Monday, December 14, 2009
Answer of Dermatopathology Case 15
Visit: Pathology of Cylindroma
Visit: Dermatopathology site
Cylindroma of the breast: a case report and review of the literature. Diagn Pathol. 2009 Sep 2;4:30.
ABSTRACT: Cylindroma of the breast is a very rare lesion which is morphologicaland immunophenotypically identical to benign dermal cylindroma. We report a breast cylindroma in a previously healthy 62 year old female detected through anational breast screening program. The patient had no significant family or past medical history, and specifically no history of breast or skin diseases. The tumor consisted of well circumscribed islands of epithelial cells surrounded by adense membrane material, and focally containing hyaline globules. At low power the islands of tumour cells formed a "jig-saw" pattern, which is typical of cylindroma, but was present within normal breast parenchyma and no had directconnection with the overlying skin. Two distinct cell populations, smaller peripheral basaloid cells and larger central cells with vesicular chromatin, were highlighted by immunohistochemistry for p63 and cytokeratin-7 respectively. Immunohistochemistry for ER, PR, and Her2/neu was negative in tumour cells. We discuss the nine previously reported cases and the distinction of breast cylindroma from adenoid cystic carcinoma, the main differential diagnosis.
Management of whole-scalp tumour: the Poncet-Spiegler cylindroma or turban tumour.Rev Stomatol Chir Maxillofac. 2009 Apr;110(2):109-12. Epub 2009 Mar 27.
INTRODUCTION: The Poncet-Spiegler cylindroma (PSC) is a benign annexal cutaneous tumor which preferentially develops on the scalp, neck, or forehead. Localizations may be isolated or multiple and often affect the young adult. The lesions grow progressively. When the scalp is completely involved, it presents as a "turban tumor". Treatment is surgery and may be difficult when the tumor isextended. We report the management of turban tumor. OBSERVATION: A 25 year-old female patient was first treated by partial scalp nodule exeresis and histology documented a PSC. She was lost to follow-up. But 9 years later, she was managedfor a turban like PSC. The treatment was a complete scalp exeresis and secondary reconstruction with a skin graft. Follow-up was uneventful with a progressive functional and cosmetic improvement and after 2 years, there was no relapse. DISCUSSION: As for most tumors, management depends on the size of the PSC. An aggressive surgical treatment must be considered if the PSC is extended. In case of turban tumor, total scalp exeresis and secondary reconstruction with a skin graft is recommended.

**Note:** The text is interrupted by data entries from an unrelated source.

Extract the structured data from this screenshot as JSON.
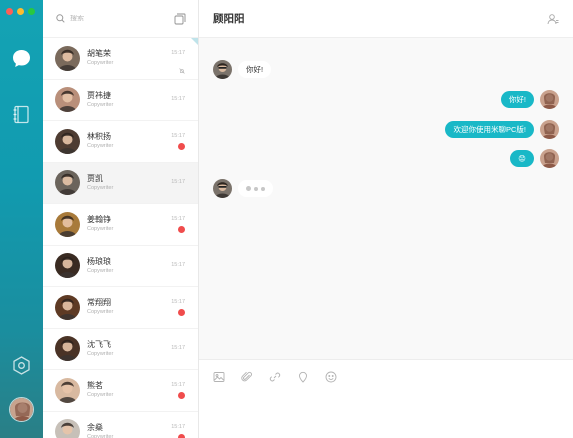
{
  "app": {
    "accent": "#19b8c7",
    "rail_gradient": [
      "#14a3b4",
      "#2a7f86"
    ]
  },
  "rail": {
    "items": [
      {
        "icon": "chat-bubble-icon"
      },
      {
        "icon": "contacts-book-icon"
      },
      {
        "icon": "settings-hex-icon"
      }
    ]
  },
  "list": {
    "search_placeholder": "搜索",
    "contacts": [
      {
        "name": "胡笔荣",
        "subtitle": "Copywriter",
        "time": "15:17",
        "indicator": "mute",
        "avatar": "#7a6a5c"
      },
      {
        "name": "贾祎捷",
        "subtitle": "Copywriter",
        "time": "15:17",
        "indicator": "none",
        "avatar": "#b98f7a"
      },
      {
        "name": "林积扬",
        "subtitle": "Copywriter",
        "time": "15:17",
        "indicator": "unread",
        "avatar": "#4e3c32"
      },
      {
        "name": "贾凯",
        "subtitle": "Copywriter",
        "time": "15:17",
        "indicator": "none",
        "avatar": "#6b645c",
        "active": true
      },
      {
        "name": "姜翰铮",
        "subtitle": "Copywriter",
        "time": "15:17",
        "indicator": "unread",
        "avatar": "#a87a3a"
      },
      {
        "name": "杨琅琅",
        "subtitle": "Copywriter",
        "time": "15:17",
        "indicator": "none",
        "avatar": "#3a2b22"
      },
      {
        "name": "常翔翔",
        "subtitle": "Copywriter",
        "time": "15:17",
        "indicator": "unread",
        "avatar": "#5e3a24"
      },
      {
        "name": "沈飞飞",
        "subtitle": "Copywriter",
        "time": "15:17",
        "indicator": "none",
        "avatar": "#4a3326"
      },
      {
        "name": "熊茗",
        "subtitle": "Copywriter",
        "time": "15:17",
        "indicator": "unread",
        "avatar": "#d8b9a0"
      },
      {
        "name": "余燊",
        "subtitle": "Copywriter",
        "time": "15:17",
        "indicator": "unread",
        "avatar": "#c7c0b8"
      }
    ]
  },
  "chat": {
    "title": "顾阳阳",
    "messages": [
      {
        "direction": "in",
        "text": "你好!"
      },
      {
        "direction": "out",
        "text": "你好!"
      },
      {
        "direction": "out",
        "text": "欢迎你使用米聊PC版!"
      },
      {
        "direction": "out",
        "text": "😟"
      },
      {
        "direction": "in",
        "typing": true
      }
    ],
    "toolbar": [
      "image-icon",
      "attachment-icon",
      "link-icon",
      "location-pin-icon",
      "emoji-icon"
    ]
  }
}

Benign cylindroma causing transcalvarial invasion in a patient with familial cylindromatosis. Clin Neuropathol. 2007 May-Jun;26(3):125-30.
OBJECTIVE: To describe a case of scalp cylindroma without features of malignancy invading through the skull and dura, and producing massive intracranial extension. Tumors of epidermis and epidermal appendages rarely show bony invasion, but invasive tendency in some tumor types has been associated with increased TP53 expression. PATIENT AND METHODS: Patient with familial cyindromatosis (Brooke-Spiegler syndrome) who had undergone numerous previous surgical excisions over the past 30 years of his scalp cylindromas. Light microscopic and immunohistochemical characterization of resected tumor, with TP53 immunostaining in the invasive tumor was compared with that seen in five other cutaneous, non-invasive cylindromas. RESULTS: Tumor showed no increase in mitotic rate or increased immunostaining for TP53. CONCLUSION: Multiple previous surgeries down to pericranium may have contributed to local weakening of tissues and facilitated transcalvarial invasion. While an uncommon occurrence, both benign and malignant cylindromas have the capacity to invade bone, particularlyin patients with the familial syndrome.